Greetings good people. In recent months, I have noticed an increase in the number of requests I have been receiving for what I call “street advice”. Common questions, like: What should I use for headaches? What is _____ good for? What can I use for insomnia? Are there any herbs for cramps? I have trouble with _____? Is black cohosh good for ______? What is ginger used for?…and so on.
Usually, these questions are asked in passing, social gatherings and on social media. The difficulty of answering these questions in these settings is the missing variables and the time to relieve any plant’s appropriate application. I have to contain my enthusiasm when people ask, but take a conservative approach, especially if the question is about an individual’s specific health concern.
There are a multitude of uses for any given plant – physiological and energetic. Some of their applications are nuanced and their effects can be influenced by lifestyle factors and other therapies. Furthermore, not everyone responds the same way to all plants. What may work for one person’s constitution may be ineffective for another.
Consider Valerian Root;

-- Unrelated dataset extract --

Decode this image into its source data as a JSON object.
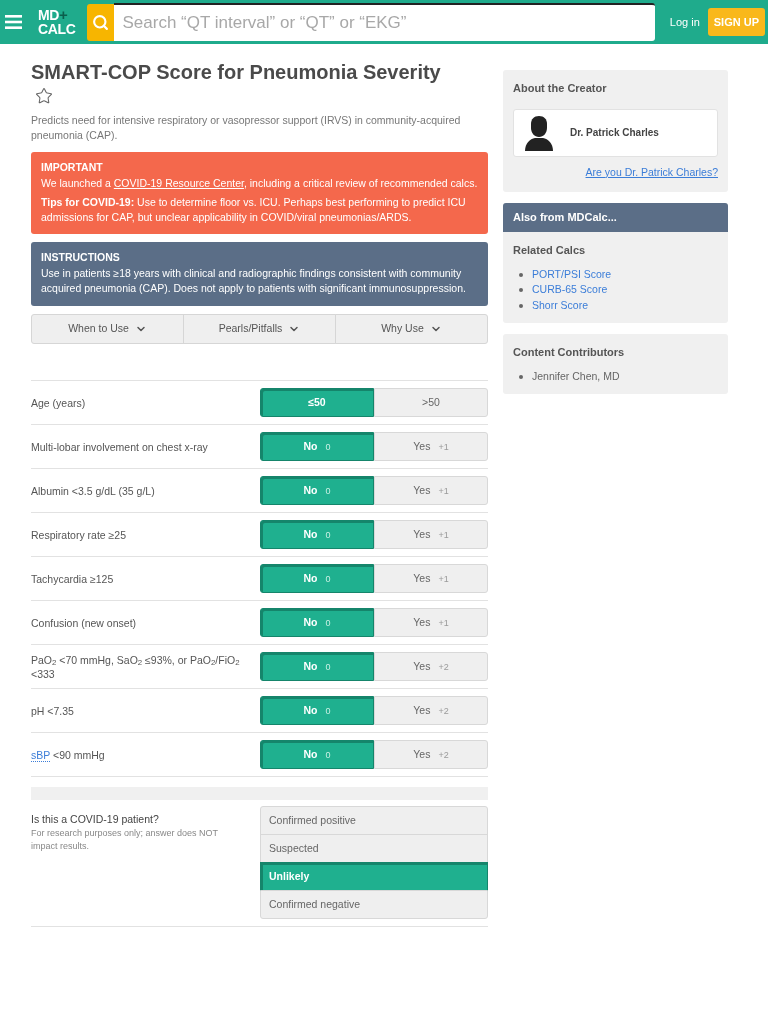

a plant widely recommended for sleep concerns, for good reason as it is a powerful nervine, antispasmodic, sedative, muscle & tension relaxant and pain reliever. However, Valerian does have a short-term stimulant effect on the respiratory and cardiovascular systems. For some people this stimulation is lasting, resulting in the opposite of the desired sedative effect. More often than not, most people will purchase a bottle of capsules from the supplement aisle of their grocer. This is problematic in a few ways:
1) Multiple investigations have concluded that major supplement producers are filling capsules with filler material and very little (if any), poor quality plant material. This interferes with effective dosing.
2) When individuals self-treat, there is an inclination to dose more than is necessary. In the case of Valerian, large doses of the dried root (as is used in capsules) can result in a melancholic or depressed disposition.
3) If you are taking other sedatives, Valerian can potentiate the effects of some medications.
4) Valerian can be useful for a time, but to resolve your sleep concerns, there may be many other plants and life-style modifications that will have a lasting effect (which is what I focus on in my practice).
You can see how this would create a dilemma for a responsible herbalist to give recommendations to someone regarding their condition or one plant, in passing (…or observe others giving armchair recommendations).
So, when it comes to street advice, take it with a grain of salt and consult with a professional herbalist. I, of course, come highly recommend.